Your brand is the lasting definition and impression your customers retain of your company. This thought is based on their cumulative experience of your impersonal (media, web, public, relations) and personal (all customer touch points via direct, web, mail, telephone or other) marketing efforts. You will succeed by appealing to your customers emotional side. Building a positive image and generating a likable affiliation with your brand will help to improve your customers satisfaction: namely their perception, preference, usage, and loyalty. This in turn will help drive your market share, sales, and profits. By using social utilities you are better positioned to: obtain and act on customer feedback and suggestions, create awareness via subtle messaging, and continually keep your customers engaged and informed by having an online and offline community for their voice to be heard. This in turn will improve your brand equity. Brand equity is, as defined by any marketing textbook, the additional cost that consumers are willing to pay just to acquire your brand, because your brand and the total experience it delivers is far superior to your competitors; the greater your brand equity, the greater your value. Social utilities really are excellent tools if used properly.
“…Create a sense of shared ownership and participation amongst customers themselves. The more people you invite to share your companies personality, the more you enable them to share their ideas with one another, the greater their stake in what your company does and the more invested they become in its success (unleash a whole lot of participation).”
“Customers aren’t just asked to use the good or service, they’re encouraged to use it, they’re invited individually and collectively, to define the product or service, to shape it’s identity, to exercise their voice in the brands personality and message. Companies shouldn’t preach to customers about the virtues of the brand, they should unleash the energy and creativity of its customers to give the brand its virtues.” – Mavericks At Work

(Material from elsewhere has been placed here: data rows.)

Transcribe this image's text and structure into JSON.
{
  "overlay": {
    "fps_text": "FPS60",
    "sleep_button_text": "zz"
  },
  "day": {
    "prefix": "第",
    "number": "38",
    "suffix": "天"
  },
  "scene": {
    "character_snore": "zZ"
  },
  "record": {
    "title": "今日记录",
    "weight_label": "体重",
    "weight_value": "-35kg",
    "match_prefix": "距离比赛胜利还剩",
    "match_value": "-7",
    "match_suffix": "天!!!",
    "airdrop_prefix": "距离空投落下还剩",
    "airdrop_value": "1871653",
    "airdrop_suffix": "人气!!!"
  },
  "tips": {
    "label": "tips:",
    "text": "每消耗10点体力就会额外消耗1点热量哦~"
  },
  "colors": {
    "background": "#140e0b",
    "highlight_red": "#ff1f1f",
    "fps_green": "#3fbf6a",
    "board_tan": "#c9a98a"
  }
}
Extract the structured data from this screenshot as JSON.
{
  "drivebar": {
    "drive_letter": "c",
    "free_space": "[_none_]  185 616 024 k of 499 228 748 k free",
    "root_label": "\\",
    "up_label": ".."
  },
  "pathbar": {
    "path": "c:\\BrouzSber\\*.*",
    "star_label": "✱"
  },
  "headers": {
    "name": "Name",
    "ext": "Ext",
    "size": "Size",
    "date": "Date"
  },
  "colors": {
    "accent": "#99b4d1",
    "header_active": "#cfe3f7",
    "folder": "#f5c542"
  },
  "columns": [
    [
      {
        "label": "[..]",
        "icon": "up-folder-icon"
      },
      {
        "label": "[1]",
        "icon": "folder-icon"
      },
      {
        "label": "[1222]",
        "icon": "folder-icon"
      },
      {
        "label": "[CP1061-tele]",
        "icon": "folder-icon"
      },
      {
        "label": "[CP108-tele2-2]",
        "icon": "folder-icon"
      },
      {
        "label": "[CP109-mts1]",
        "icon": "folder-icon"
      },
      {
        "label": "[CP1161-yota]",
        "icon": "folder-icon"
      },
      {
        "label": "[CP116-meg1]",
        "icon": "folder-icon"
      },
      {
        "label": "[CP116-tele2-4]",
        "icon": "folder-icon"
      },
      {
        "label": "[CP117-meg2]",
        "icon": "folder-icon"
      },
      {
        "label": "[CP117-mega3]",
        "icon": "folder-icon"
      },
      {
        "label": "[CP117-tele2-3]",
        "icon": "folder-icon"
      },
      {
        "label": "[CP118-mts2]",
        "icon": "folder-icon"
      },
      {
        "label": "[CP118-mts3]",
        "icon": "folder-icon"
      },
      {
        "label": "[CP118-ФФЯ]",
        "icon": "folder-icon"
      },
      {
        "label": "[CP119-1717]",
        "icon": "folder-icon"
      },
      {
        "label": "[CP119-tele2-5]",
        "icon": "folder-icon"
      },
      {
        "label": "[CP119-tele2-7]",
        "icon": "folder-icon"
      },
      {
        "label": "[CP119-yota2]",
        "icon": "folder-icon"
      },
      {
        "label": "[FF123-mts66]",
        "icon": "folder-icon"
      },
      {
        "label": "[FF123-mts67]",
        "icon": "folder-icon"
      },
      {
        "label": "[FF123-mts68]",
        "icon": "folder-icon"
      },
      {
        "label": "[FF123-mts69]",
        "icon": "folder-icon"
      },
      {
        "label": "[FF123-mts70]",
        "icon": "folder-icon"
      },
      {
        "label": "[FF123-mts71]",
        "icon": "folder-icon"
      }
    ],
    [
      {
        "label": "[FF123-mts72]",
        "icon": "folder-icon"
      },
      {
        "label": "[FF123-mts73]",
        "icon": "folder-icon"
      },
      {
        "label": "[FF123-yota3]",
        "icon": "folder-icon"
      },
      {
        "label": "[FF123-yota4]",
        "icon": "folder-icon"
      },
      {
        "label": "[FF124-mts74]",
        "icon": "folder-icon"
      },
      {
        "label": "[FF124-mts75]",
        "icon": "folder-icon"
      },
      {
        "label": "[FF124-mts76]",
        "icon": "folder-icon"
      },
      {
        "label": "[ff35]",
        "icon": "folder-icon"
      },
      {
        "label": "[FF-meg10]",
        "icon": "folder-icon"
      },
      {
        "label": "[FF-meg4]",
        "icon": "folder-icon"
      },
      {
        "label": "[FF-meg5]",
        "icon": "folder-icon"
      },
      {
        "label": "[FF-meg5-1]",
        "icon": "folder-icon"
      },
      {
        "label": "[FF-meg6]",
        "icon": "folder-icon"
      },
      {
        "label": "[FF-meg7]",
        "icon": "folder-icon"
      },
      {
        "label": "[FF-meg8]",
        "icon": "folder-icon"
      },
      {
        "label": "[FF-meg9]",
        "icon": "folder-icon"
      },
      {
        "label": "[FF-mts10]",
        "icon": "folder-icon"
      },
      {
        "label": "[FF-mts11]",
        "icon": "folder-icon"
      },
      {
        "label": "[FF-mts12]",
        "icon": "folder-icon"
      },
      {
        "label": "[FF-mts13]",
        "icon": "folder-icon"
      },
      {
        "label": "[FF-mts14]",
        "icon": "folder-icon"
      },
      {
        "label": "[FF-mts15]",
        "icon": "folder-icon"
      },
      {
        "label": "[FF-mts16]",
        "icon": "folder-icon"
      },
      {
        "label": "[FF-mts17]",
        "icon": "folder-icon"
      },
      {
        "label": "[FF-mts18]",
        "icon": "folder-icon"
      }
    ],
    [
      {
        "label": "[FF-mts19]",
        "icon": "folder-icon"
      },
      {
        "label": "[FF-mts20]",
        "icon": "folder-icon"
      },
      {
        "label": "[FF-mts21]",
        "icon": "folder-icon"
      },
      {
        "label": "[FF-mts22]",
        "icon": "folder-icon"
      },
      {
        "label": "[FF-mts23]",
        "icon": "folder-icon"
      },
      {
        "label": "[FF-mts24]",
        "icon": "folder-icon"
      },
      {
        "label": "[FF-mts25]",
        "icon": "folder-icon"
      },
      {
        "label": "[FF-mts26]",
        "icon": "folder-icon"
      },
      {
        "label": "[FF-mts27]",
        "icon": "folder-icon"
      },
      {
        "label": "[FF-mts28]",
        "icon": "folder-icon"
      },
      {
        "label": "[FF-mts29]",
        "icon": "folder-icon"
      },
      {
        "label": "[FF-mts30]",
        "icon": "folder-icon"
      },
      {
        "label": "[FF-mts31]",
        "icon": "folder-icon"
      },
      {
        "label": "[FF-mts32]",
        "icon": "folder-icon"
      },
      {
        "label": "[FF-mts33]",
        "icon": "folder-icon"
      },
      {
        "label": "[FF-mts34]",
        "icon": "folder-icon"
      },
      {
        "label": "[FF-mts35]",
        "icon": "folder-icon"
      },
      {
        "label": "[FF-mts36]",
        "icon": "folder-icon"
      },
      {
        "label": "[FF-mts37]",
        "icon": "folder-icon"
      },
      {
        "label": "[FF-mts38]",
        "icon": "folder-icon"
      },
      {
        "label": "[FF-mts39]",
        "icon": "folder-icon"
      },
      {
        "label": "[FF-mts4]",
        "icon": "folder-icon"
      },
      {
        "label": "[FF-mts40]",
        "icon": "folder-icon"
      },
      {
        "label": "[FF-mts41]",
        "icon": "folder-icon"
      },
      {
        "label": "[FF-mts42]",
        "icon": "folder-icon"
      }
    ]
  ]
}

Yelp has been Yelped. But they stand behind Yelpers' right to say what they want, as long as it's true. (Authors are solely responsible for their reviews. That should help the company avoid run-ins with angry restaurateurs, but one messy lawsuit would surely curb Yelpers' enthusiasm.) Most reviews are positive - 85% are three stars or more. Stoppelman thinks that's because people would rather write about great experiences. As for the harsh critiques, Stoppelman considers them an opportunity for a business owner to start a conversation. "Your customers are out there saying things about you, whether it's on Yelp or on some blog," he says. " The faster you can fix problems, the better you're going to do. Customer service is the new marketing."